*** RECORDS FOR THIS TASK ***

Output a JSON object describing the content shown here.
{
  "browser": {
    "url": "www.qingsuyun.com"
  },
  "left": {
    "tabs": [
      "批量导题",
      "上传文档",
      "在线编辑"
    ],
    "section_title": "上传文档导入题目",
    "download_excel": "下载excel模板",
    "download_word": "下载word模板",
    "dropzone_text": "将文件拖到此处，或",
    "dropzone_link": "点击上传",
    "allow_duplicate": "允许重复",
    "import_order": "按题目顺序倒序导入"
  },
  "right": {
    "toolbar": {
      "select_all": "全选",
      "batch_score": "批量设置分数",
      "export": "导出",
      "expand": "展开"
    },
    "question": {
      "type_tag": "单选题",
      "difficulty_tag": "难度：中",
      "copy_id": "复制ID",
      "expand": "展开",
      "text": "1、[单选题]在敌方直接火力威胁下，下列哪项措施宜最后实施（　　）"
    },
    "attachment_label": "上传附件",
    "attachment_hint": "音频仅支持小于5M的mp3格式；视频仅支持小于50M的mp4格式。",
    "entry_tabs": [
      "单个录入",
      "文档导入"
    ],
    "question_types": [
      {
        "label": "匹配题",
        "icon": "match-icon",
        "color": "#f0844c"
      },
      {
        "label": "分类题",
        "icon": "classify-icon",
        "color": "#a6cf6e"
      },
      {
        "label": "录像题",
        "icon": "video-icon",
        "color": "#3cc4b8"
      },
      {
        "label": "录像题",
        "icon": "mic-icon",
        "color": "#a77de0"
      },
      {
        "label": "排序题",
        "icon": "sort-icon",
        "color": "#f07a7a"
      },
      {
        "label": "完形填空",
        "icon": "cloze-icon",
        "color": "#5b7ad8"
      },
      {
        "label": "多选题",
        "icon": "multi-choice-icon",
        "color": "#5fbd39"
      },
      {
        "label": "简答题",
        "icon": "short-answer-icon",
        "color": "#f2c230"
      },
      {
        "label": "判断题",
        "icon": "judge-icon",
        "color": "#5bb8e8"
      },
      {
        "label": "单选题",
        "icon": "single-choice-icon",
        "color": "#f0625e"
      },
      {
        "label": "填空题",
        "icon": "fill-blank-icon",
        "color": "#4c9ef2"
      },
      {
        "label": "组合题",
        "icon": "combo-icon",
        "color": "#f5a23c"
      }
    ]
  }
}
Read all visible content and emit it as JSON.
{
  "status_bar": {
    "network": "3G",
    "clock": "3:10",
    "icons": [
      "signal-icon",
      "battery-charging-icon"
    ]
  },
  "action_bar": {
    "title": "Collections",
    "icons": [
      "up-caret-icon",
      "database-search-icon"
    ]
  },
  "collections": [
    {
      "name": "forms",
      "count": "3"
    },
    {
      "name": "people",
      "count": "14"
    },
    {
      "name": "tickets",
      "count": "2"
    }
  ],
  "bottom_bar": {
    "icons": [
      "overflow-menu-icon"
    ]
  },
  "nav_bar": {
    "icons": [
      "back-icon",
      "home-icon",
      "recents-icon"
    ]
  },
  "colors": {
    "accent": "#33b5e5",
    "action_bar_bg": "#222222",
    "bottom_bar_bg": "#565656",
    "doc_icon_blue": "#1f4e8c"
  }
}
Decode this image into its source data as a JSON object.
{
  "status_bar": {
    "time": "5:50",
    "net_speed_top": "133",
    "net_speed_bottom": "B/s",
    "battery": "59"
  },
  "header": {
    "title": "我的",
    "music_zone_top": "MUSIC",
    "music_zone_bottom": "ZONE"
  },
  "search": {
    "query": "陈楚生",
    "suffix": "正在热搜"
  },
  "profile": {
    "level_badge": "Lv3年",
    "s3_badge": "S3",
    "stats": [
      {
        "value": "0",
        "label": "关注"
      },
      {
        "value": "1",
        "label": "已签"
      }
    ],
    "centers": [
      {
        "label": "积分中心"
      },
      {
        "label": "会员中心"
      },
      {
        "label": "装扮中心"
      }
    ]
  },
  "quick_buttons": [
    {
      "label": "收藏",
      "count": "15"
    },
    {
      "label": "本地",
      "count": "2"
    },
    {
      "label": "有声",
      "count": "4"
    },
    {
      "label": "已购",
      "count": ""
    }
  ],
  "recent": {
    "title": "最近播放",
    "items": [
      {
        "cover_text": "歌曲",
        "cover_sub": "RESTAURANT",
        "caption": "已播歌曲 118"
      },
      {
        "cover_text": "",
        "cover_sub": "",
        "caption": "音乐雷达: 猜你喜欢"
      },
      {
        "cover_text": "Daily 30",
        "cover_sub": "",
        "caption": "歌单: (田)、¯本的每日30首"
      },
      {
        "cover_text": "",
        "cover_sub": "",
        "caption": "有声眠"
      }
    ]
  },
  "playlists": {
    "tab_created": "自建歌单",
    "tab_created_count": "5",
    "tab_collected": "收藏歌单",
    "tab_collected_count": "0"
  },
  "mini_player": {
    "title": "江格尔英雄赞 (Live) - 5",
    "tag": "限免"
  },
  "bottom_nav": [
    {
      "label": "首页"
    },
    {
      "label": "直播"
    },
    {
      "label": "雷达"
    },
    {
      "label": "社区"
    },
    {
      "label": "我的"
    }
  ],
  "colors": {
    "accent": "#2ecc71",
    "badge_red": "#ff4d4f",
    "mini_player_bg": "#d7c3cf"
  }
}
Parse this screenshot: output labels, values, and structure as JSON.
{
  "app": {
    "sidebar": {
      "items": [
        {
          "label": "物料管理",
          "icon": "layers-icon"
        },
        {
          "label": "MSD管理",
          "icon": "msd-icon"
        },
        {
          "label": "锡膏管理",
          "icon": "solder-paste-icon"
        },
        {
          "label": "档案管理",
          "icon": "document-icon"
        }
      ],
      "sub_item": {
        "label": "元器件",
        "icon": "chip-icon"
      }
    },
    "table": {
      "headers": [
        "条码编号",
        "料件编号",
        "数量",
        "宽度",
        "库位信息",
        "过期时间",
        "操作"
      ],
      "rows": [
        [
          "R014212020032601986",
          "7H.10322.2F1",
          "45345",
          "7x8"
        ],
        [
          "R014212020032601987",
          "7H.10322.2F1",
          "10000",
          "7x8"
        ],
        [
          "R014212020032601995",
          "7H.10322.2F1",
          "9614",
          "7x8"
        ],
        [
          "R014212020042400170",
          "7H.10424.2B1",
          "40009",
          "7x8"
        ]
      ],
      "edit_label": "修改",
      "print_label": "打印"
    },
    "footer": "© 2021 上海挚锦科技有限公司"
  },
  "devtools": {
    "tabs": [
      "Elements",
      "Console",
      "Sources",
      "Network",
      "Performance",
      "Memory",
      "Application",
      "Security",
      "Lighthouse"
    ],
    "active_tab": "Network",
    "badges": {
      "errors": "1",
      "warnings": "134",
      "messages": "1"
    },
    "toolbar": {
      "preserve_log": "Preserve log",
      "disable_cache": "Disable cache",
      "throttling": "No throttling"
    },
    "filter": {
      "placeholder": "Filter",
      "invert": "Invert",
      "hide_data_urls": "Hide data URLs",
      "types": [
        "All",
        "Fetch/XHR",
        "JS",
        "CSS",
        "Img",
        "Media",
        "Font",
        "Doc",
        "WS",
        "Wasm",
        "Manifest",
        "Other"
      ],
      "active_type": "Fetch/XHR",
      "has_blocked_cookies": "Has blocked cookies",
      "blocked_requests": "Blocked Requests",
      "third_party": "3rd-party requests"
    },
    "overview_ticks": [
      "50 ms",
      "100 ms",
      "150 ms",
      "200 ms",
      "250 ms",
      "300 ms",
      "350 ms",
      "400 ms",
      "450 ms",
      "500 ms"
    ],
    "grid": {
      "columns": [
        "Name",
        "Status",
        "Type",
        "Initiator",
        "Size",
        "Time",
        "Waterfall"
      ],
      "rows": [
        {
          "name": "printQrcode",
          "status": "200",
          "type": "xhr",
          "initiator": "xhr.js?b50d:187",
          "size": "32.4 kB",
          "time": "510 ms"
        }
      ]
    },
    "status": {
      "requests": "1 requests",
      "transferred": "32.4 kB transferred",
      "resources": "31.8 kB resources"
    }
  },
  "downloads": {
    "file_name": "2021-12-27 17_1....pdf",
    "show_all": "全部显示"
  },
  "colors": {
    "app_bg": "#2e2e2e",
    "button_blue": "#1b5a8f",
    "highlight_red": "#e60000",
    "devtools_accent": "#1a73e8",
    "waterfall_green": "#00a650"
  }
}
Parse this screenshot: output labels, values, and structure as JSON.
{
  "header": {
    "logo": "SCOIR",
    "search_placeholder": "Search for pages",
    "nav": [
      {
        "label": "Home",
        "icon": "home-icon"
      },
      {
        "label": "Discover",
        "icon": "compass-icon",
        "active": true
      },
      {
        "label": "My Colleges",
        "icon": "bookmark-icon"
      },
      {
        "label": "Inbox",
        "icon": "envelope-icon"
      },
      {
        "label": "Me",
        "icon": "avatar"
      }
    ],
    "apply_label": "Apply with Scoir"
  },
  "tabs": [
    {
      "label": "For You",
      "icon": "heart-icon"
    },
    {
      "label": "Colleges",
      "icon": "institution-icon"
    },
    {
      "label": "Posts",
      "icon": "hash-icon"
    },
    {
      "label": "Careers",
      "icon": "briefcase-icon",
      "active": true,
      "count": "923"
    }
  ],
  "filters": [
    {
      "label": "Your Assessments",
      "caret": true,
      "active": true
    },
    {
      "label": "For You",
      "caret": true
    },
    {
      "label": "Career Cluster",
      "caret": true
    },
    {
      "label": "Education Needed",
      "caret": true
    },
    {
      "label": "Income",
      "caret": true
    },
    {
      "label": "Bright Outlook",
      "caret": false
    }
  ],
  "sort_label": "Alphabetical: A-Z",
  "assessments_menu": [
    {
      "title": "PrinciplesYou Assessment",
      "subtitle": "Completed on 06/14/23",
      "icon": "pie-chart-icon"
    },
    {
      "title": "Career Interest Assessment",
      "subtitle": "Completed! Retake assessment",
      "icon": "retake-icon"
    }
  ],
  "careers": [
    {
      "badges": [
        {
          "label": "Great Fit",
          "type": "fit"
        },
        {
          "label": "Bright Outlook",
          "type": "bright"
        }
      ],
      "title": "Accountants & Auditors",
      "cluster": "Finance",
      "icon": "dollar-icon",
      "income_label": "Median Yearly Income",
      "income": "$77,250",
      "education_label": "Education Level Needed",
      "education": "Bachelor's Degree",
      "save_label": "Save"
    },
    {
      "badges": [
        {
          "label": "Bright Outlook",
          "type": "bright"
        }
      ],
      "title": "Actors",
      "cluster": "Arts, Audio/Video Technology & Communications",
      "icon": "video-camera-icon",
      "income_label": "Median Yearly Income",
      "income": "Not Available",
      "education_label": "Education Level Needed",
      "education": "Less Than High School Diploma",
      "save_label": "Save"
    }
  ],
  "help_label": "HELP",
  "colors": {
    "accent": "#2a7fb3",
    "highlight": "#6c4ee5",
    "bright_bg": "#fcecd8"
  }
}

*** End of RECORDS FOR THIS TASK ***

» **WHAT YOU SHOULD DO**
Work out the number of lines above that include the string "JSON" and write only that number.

» **TASK OUTPUT**
5